Many, many New Zealand Green supporters are enthusiasts for personal freedom. It's true. They want government busybodies out of their bedrooms, government hands away from their films, magazines and books, and government agents out of their pot plant patch.
Every time we run a 'World's Smallest Political Quiz' booth, Greens supporters consistently score in the 40s to the high 90s for personal freedom, yet the only place this is reflected in Greens policy is their cannabis policy -- and their only MP advocating relaxation of cannabis laws has been demoted in their list in part for doing so.
And one thing more: on the conviction and sentencing of Schapelle Corby, New Zealand's Greens have been studiously silent when all logic surely tells them that -- guilty or innocent -- poor Schapelle is a martyr to the War on Drugs to which their principles shoudl tell them they should surely be opposed. What better 'poster-person' for legalisation do they want, and just in time for an election in which they're struggling to find the king-hit issue they found in 2002?
The Australian Greens have been more vocal, but even they have refrained from pointing out how the War on Drugs has martyred Schapelle. Speaking on TVNZ's 'Agenda' programme Australian Green Senator Kerry Nettle (here to speak to the Greens conference) defended the unproven assertion of Australian Greens' leader Bob Brown that Schapelle Corby "would never have been convicted in Australia," but failed to even mention the iniquity of the drug laws that convicted her. It's okay for Greens to criticise the Indonesian justice system it seems, but not the injustice of their own country's laws.

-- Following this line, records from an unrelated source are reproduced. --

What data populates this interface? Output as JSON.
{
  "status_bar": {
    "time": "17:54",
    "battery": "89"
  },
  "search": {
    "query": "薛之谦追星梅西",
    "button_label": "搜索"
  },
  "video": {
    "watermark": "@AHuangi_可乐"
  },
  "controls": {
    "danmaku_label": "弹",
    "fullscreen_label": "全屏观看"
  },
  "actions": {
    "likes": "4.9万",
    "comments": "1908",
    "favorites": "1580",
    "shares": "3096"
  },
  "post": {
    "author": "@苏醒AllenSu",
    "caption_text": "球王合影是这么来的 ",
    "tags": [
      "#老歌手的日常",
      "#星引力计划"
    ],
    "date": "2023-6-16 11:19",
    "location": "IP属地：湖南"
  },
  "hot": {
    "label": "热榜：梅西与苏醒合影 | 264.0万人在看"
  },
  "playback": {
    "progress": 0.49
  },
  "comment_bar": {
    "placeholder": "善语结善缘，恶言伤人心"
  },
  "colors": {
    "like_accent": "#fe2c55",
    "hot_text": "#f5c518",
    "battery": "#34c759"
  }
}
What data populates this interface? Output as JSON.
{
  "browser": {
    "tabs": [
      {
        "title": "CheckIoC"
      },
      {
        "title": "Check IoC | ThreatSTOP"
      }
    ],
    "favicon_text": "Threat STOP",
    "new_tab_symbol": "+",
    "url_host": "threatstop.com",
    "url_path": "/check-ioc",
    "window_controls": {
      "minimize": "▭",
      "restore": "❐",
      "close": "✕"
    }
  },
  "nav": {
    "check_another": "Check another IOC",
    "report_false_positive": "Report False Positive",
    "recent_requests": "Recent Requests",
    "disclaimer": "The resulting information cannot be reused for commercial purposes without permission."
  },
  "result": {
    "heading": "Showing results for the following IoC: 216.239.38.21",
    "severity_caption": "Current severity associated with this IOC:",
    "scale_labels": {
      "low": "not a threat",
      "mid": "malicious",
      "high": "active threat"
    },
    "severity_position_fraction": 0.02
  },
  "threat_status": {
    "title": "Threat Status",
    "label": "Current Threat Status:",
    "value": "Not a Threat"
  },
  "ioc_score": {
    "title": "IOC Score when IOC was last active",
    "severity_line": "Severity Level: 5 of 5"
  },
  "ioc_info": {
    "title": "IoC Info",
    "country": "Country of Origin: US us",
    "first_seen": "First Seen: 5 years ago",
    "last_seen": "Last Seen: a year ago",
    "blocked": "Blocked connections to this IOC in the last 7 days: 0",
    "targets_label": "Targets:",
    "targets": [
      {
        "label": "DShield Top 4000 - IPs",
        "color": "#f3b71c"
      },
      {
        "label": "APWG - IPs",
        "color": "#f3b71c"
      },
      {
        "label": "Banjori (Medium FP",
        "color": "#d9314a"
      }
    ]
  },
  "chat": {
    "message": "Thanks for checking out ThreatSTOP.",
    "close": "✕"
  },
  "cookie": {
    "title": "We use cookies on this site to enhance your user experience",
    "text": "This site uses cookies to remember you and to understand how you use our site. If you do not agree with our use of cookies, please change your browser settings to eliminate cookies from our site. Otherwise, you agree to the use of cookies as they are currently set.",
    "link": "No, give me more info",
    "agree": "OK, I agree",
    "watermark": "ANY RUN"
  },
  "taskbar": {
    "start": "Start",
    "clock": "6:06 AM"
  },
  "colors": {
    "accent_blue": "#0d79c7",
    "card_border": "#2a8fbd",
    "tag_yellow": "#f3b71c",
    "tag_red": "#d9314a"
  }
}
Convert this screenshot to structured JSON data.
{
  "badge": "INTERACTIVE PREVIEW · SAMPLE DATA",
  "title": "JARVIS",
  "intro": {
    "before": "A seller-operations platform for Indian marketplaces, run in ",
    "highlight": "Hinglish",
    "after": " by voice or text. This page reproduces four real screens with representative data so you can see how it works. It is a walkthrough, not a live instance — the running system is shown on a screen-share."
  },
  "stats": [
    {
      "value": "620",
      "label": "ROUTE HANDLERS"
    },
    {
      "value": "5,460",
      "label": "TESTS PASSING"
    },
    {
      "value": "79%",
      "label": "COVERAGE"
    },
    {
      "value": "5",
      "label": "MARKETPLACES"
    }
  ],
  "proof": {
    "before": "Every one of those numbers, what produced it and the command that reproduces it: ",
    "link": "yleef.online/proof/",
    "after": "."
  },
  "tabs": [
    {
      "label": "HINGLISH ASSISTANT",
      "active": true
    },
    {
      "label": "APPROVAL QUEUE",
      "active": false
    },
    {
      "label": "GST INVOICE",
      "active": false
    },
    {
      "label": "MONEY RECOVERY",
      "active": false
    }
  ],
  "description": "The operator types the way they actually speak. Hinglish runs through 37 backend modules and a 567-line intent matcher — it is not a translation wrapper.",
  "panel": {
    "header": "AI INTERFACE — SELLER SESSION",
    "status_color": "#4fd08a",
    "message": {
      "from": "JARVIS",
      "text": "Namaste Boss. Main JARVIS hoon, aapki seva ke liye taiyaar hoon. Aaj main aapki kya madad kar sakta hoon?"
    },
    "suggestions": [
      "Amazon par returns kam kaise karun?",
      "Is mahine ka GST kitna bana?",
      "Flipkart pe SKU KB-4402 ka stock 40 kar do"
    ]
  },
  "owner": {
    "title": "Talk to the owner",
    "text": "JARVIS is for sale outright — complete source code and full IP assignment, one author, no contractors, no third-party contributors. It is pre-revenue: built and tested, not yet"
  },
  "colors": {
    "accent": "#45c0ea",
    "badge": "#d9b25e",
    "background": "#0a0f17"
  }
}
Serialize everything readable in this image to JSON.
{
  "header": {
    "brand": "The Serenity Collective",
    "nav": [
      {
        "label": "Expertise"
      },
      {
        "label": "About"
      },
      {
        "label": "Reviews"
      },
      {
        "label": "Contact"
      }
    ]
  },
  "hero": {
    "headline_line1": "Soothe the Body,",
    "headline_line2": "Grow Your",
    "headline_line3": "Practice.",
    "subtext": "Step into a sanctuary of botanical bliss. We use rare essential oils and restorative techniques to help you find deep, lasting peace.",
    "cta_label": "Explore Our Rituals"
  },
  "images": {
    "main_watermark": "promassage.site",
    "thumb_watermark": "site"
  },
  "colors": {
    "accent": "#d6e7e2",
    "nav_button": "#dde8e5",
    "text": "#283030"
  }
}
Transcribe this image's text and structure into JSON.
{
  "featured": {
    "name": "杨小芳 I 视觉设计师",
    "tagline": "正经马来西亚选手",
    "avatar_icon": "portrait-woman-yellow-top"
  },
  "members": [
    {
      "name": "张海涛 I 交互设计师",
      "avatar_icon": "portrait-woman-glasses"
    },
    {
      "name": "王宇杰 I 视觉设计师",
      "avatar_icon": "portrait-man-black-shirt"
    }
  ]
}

The Greens have lost their freedom mojo, if indeed it was ever really there.